Opposition leaders are calling for Mitterand to resign (unfortunately, the campaign is being led by the far-right National Front, which puts the Socialists in an awkward spot) but this does seem like an inevitable scandal that Sarkozy's government could have easily avoided.  Comment dit-on "vetting" en Français?



Is Medvedev finding his voice?

There's some interesting Kremlinology in Charles Clover's Financial Times piece today about President Medvedev's decision to hire two new speechwriters:

Mr Medvedev’s new head speechwriter, Eva Vasilevskaya, previously worked with him when he was first deputy prime minister and has been a member of his speechwriting team since he came to the Kremlin. She will play a central role in drafting the annual address to the general assembly, expected in late October or early November, the most important speech of the year for Mr Medvedev.

Alexei Chadaev, a conservative political commentator, is expected shortly to be named as a speechwriter working alongside the Kremlin’s first deputy chief of staff, Vladislav Surkov, who oversees management of the Kremlin’s domestic political machine. Mr Chadaev is known for a public criticism of Mr Surkov’s ideology in January.

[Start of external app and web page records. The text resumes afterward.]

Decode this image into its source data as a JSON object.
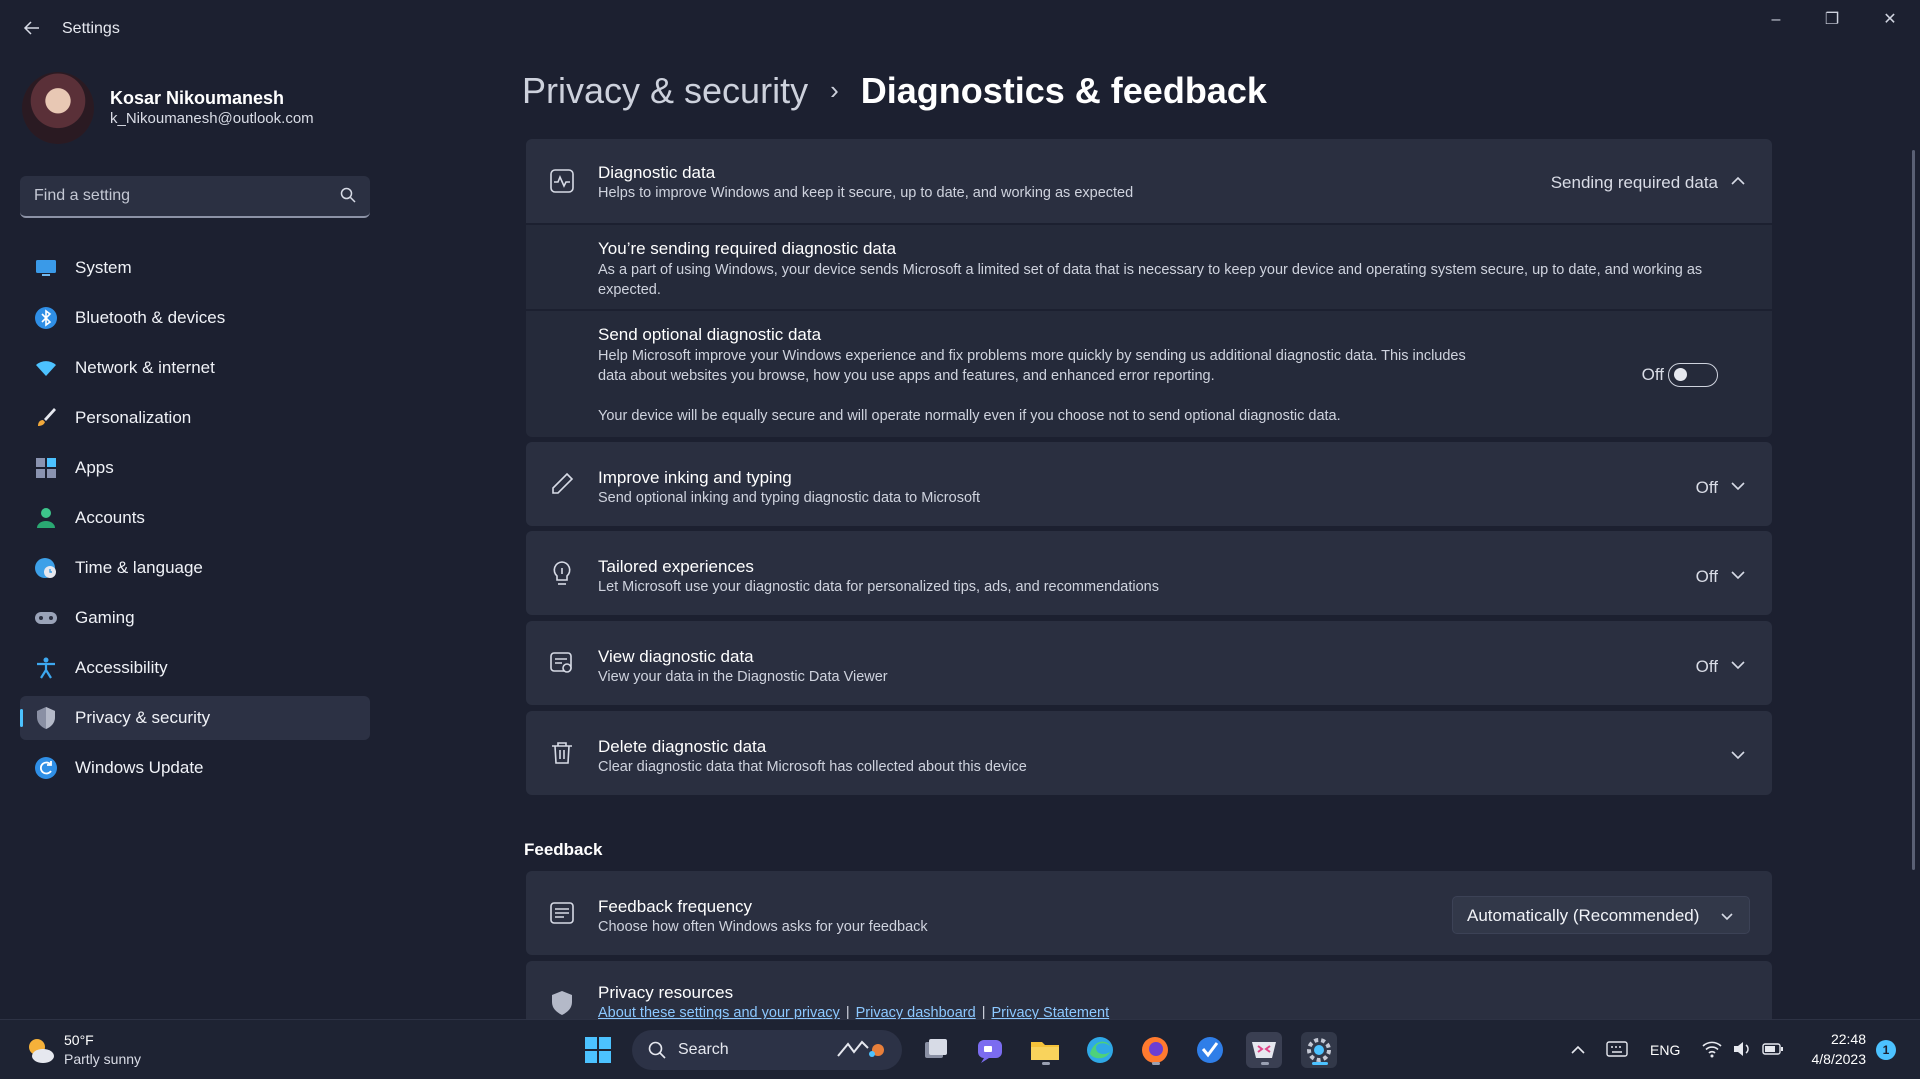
{
  "window": {
    "title": "Settings",
    "controls": {
      "minimize": "–",
      "maximize": "❐",
      "close": "✕"
    }
  },
  "profile": {
    "name": "Kosar Nikoumanesh",
    "email": "k_Nikoumanesh@outlook.com"
  },
  "search": {
    "placeholder": "Find a setting"
  },
  "sidebar": {
    "items": [
      {
        "label": "System",
        "icon": "system-icon",
        "color": "#3a9ae8"
      },
      {
        "label": "Bluetooth & devices",
        "icon": "bluetooth-icon",
        "color": "#2f8fe6"
      },
      {
        "label": "Network & internet",
        "icon": "wifi-icon",
        "color": "#4cc2ff"
      },
      {
        "label": "Personalization",
        "icon": "brush-icon",
        "color": "#f2a93b"
      },
      {
        "label": "Apps",
        "icon": "apps-icon",
        "color": "#8a93b0"
      },
      {
        "label": "Accounts",
        "icon": "accounts-icon",
        "color": "#3dc58b"
      },
      {
        "label": "Time & language",
        "icon": "globe-clock-icon",
        "color": "#3da0e8"
      },
      {
        "label": "Gaming",
        "icon": "gamepad-icon",
        "color": "#9aa3b8"
      },
      {
        "label": "Accessibility",
        "icon": "accessibility-icon",
        "color": "#3da8f0"
      },
      {
        "label": "Privacy & security",
        "icon": "shield-icon",
        "color": "#8a90a4"
      },
      {
        "label": "Windows Update",
        "icon": "update-icon",
        "color": "#2f8fe6"
      }
    ],
    "active_index": 9
  },
  "breadcrumb": {
    "parent": "Privacy & security",
    "separator": "›",
    "current": "Diagnostics & feedback"
  },
  "diagnostic_data": {
    "title": "Diagnostic data",
    "description": "Helps to improve Windows and keep it secure, up to date, and working as expected",
    "value": "Sending required data",
    "required": {
      "title": "You’re sending required diagnostic data",
      "text": "As a part of using Windows, your device sends Microsoft a limited set of data that is necessary to keep your device and operating system secure, up to date, and working as expected."
    },
    "optional": {
      "title": "Send optional diagnostic data",
      "text": "Help Microsoft improve your Windows experience and fix problems more quickly by sending us additional diagnostic data. This includes data about websites you browse, how you use apps and features, and enhanced error reporting.",
      "note": "Your device will be equally secure and will operate normally even if you choose not to send optional diagnostic data.",
      "state_label": "Off"
    }
  },
  "settings": [
    {
      "title": "Improve inking and typing",
      "description": "Send optional inking and typing diagnostic data to Microsoft",
      "value": "Off",
      "icon": "pen-icon"
    },
    {
      "title": "Tailored experiences",
      "description": "Let Microsoft use your diagnostic data for personalized tips, ads, and recommendations",
      "value": "Off",
      "icon": "lightbulb-icon"
    },
    {
      "title": "View diagnostic data",
      "description": "View your data in the Diagnostic Data Viewer",
      "value": "Off",
      "icon": "data-viewer-icon"
    },
    {
      "title": "Delete diagnostic data",
      "description": "Clear diagnostic data that Microsoft has collected about this device",
      "value": "",
      "icon": "trash-icon"
    }
  ],
  "feedback": {
    "section_title": "Feedback",
    "frequency": {
      "title": "Feedback frequency",
      "description": "Choose how often Windows asks for your feedback",
      "selected": "Automatically (Recommended)"
    }
  },
  "privacy_resources": {
    "title": "Privacy resources",
    "links": [
      "About these settings and your privacy",
      "Privacy dashboard",
      "Privacy Statement"
    ]
  },
  "taskbar": {
    "weather": {
      "temp": "50°F",
      "desc": "Partly sunny"
    },
    "search_label": "Search",
    "tray": {
      "language": "ENG",
      "time": "22:48",
      "date": "4/8/2023",
      "notification_count": "1"
    }
  },
  "colors": {
    "accent": "#4cc2ff",
    "background": "#1c2030",
    "card": "#2a2f40"
  }
}
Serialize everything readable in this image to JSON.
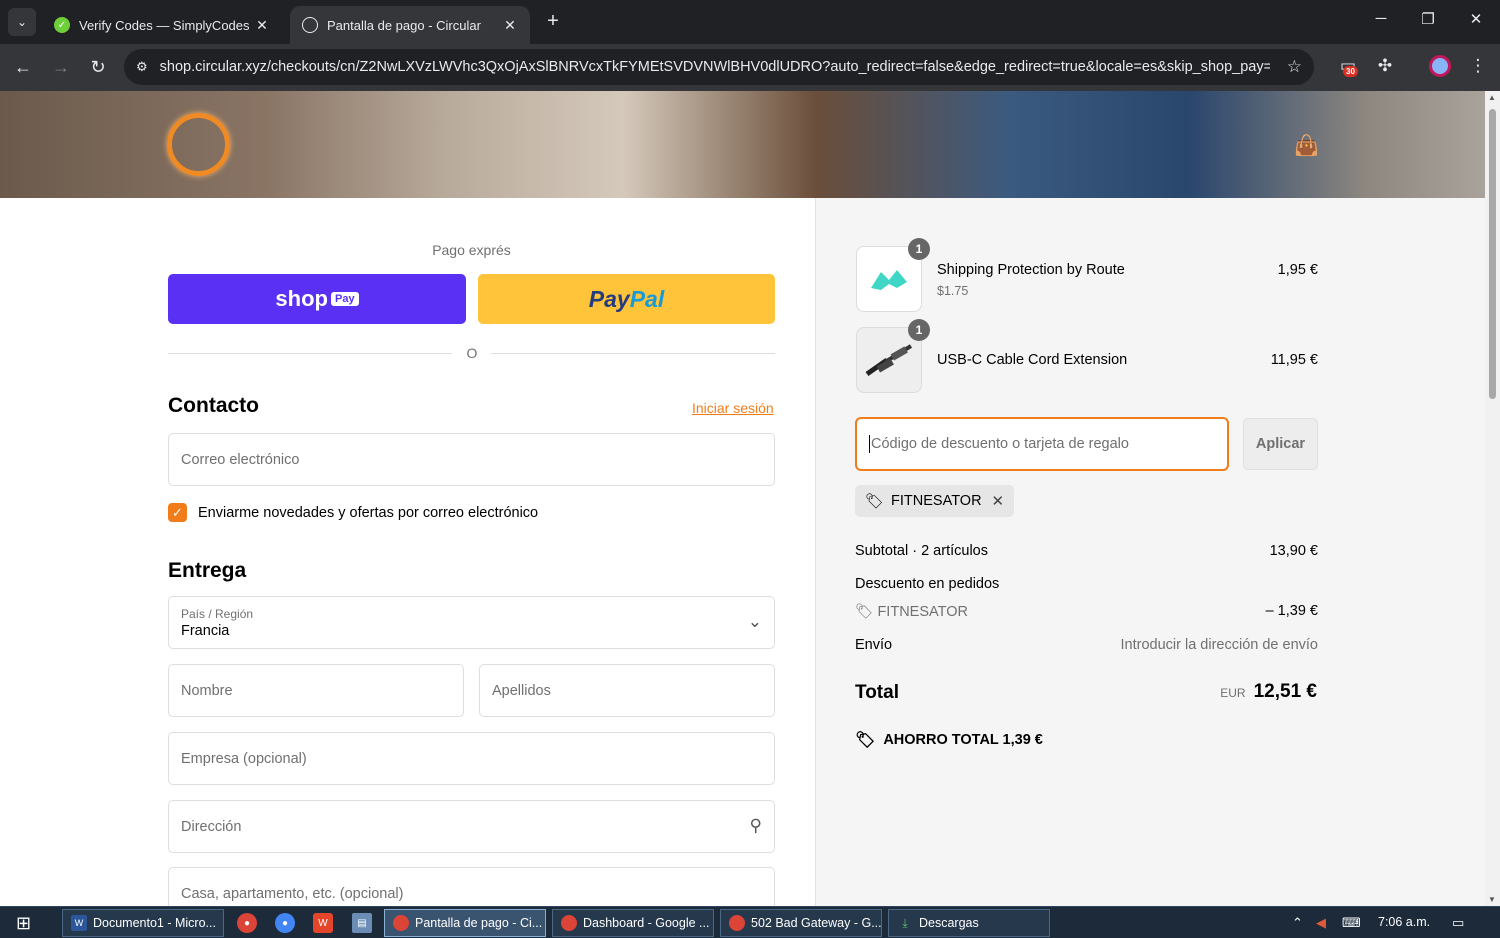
{
  "browser": {
    "tabs": [
      {
        "title": "Verify Codes — SimplyCodes",
        "active": false
      },
      {
        "title": "Pantalla de pago - Circular",
        "active": true
      }
    ],
    "url": "shop.circular.xyz/checkouts/cn/Z2NwLXVzLWVhc3QxOjAxSlBNRVcxTkFYMEtSVDVNWlBHV0dlUDRO?auto_redirect=false&edge_redirect=true&locale=es&skip_shop_pay=t...",
    "extension_badge": "30"
  },
  "checkout": {
    "express_label": "Pago exprés",
    "shoppay": {
      "brand": "shop",
      "pay": "Pay"
    },
    "paypal": {
      "part1": "Pay",
      "part2": "Pal"
    },
    "divider": "O",
    "contact": {
      "title": "Contacto",
      "login_link": "Iniciar sesión",
      "email_placeholder": "Correo electrónico",
      "newsletter_label": "Enviarme novedades y ofertas por correo electrónico",
      "newsletter_checked": true
    },
    "delivery": {
      "title": "Entrega",
      "country_label": "País / Región",
      "country_value": "Francia",
      "first_name": "Nombre",
      "last_name": "Apellidos",
      "company": "Empresa (opcional)",
      "address": "Dirección",
      "apartment": "Casa, apartamento, etc. (opcional)"
    }
  },
  "summary": {
    "items": [
      {
        "name": "Shipping Protection by Route",
        "sub": "$1.75",
        "price": "1,95 €",
        "qty": "1"
      },
      {
        "name": "USB-C Cable Cord Extension",
        "sub": "",
        "price": "11,95 €",
        "qty": "1"
      }
    ],
    "discount_placeholder": "Código de descuento o tarjeta de regalo",
    "apply_label": "Aplicar",
    "applied_code": "FITNESATOR",
    "subtotal_label": "Subtotal · 2 artículos",
    "subtotal_value": "13,90 €",
    "order_discount_label": "Descuento en pedidos",
    "order_discount_code": "FITNESATOR",
    "order_discount_value": "– 1,39 €",
    "shipping_label": "Envío",
    "shipping_value": "Introducir la dirección de envío",
    "total_label": "Total",
    "total_currency": "EUR",
    "total_value": "12,51 €",
    "savings": "AHORRO TOTAL  1,39 €"
  },
  "taskbar": {
    "tasks": [
      {
        "label": "Documento1 - Micro...",
        "active": false
      },
      {
        "label": "Pantalla de pago - Ci...",
        "active": true
      },
      {
        "label": "Dashboard - Google ...",
        "active": false
      },
      {
        "label": "502 Bad Gateway - G...",
        "active": false
      },
      {
        "label": "Descargas",
        "active": false
      }
    ],
    "time": "7:06 a.m."
  },
  "colors": {
    "accent": "#f07d1a",
    "shoppay": "#5a31f4",
    "paypal": "#ffc439"
  }
}
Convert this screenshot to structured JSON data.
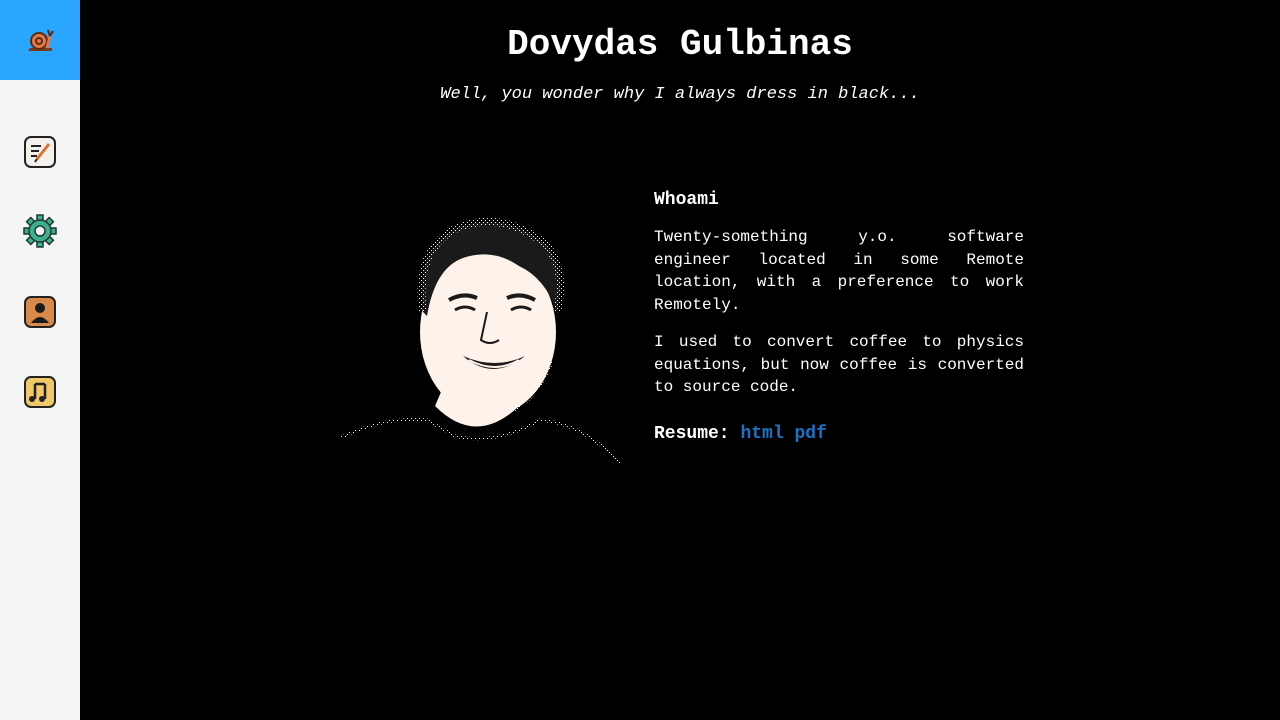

Yet to be confirmed, his appointment has been widely reported by Moscow papers with close links to the Kremlin and people in the Kremlin have confirmed that background checks are being carried out.

The reshuffle underlines a new ideological direction Mr Medvedev appears to be taking, away from that of his predecessor and mentor, Vladimir Putin, prime minister, who remains the hegemonic figure in Russian politics. Until now Mr Medvedev has made only a handful of appointments, mostly federal governors, and overwhelmingly those surrounding him are Mr Putin’s former staff.

It's easy to read too much into moves like this and it's hard to see how new speechwriters will make Medvedev more politically independent if the people surrounding him actually implementing policy are still Putin loyalists. Still, expect plenty of tea leaf reading after the assembly speech as analysts search for signs that Vova and Dima aren't getting along.